Committee considers renewal criteria for ADHD medicines
At the July Mental Health Advisory Committee meeting, our expert advisors discussed the Special Authority (SA) renewal criteria for stimulant treatments for attention-deficit/hyperactivity disorder (ADHD).
Methylphenidate and dexamfetamine are both controlled drugs. The prescribing of these types of medicines is tighter than others, reflecting the need to minimise the misuse of the treatments. Currently, the Special Authority must be renewed every two years.
The Committee noted that specialists are getting busier. This makes it harder for people to get their Special Authority renewed on time. The Committee and Pharmac acknowledge the problems that any break in treatment can cause people with ADHD.
The Committee considered the benefits and risks of removing the renewal criteria for ADHD stimulants and how any change to the restrictions could be implemented.

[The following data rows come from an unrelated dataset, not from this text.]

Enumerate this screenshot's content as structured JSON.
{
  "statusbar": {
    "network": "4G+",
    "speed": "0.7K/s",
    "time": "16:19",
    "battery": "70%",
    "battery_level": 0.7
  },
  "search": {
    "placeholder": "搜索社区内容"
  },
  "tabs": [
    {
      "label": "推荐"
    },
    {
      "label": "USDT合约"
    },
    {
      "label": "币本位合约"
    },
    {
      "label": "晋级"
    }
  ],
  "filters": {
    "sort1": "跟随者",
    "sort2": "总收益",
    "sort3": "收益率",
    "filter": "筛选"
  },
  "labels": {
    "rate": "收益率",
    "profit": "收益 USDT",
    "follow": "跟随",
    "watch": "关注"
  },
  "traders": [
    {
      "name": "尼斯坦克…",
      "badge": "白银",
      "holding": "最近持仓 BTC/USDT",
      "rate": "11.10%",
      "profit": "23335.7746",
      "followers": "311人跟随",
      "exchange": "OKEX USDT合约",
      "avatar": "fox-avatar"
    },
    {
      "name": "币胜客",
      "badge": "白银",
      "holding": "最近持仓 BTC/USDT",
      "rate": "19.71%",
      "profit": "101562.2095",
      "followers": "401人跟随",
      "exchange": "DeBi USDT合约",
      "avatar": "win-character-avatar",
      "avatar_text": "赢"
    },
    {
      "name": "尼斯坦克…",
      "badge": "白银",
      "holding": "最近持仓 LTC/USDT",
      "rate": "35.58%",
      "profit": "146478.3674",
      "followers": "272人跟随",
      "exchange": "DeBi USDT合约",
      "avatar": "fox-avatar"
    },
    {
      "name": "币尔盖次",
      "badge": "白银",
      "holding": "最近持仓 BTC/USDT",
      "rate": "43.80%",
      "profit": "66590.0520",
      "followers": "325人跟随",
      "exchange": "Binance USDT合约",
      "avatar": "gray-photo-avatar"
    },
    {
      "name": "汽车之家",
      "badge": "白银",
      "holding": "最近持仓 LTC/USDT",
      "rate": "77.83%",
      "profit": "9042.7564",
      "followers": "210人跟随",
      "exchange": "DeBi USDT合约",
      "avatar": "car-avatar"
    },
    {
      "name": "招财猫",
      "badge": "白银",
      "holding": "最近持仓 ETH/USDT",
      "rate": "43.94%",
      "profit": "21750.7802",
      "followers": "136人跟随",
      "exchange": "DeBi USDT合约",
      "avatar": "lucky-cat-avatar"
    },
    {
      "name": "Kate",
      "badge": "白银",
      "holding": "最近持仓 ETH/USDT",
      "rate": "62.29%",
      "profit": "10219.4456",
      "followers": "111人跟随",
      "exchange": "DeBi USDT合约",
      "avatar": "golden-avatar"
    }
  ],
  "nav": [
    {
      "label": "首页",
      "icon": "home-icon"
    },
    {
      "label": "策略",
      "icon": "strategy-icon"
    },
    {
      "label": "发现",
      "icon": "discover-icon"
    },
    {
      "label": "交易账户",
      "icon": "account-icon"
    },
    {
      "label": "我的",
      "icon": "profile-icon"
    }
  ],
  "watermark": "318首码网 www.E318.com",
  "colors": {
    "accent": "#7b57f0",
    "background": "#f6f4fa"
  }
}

Pharmac is considering what action to take following the Committee’s advice. Any changes to the Special Authority renewal criteria would be publicly consulted on. We intend to share more information about this before the end of 2023.
Background information on Special Authority renewal for ADHD treatments
Pharmac currently funds three treatments for ADHD: atomoxetine, methylphenidate and dexamfetamine. Atomoxetine is funded without restrictions. Methylphenidate and dexamfetamine are both funded through Special Authority for people who meet funding criteria.
The current renewal criteria for methylphenidate and dexamfetamine requires treatment to remain appropriate and be continuing to provide benefits to the individual.
The Special Authority must be renewed every two years. Renewals can only be made by a paediatrician, psychiatrist, or nurse or medical practitioner (only on recommendation from a paediatrician or psychiatrist). The recommendation must be provided in writing.
While Pharmac sets the renewal period, the Misuse of Drugs Regulations 1975 set out who can prescribe stimulant treatments.
The regulations state that medical and nurse practitioners can only prescribe stimulant treatments on the written recommendation of a specialist.
Recent updates for controlled medicines
Manatū Hauora - Ministry of Health made changes to controlled drugs regulations earlier this year. People can now get a 3-month prescription for their ADHD treatment. Since 1 July 2023, all three months were funded. Before this, only 1 month’s supply was funded for each prescription.
Dispensing remains at one month’s supply. People can only pick up one month’s supply at a time, but they do not need a new prescription each month.
This change has meant fewer visits to a prescriber for prescriptions of ADHD treatments.
More changes for the Misuse of Drugs regulations come into effect on 5 October 2023. These changes do not affect ADHD treatments. We are consulting on making sure the Schedule Rules align with these changes. Our proposal does not affect ADHD treatments.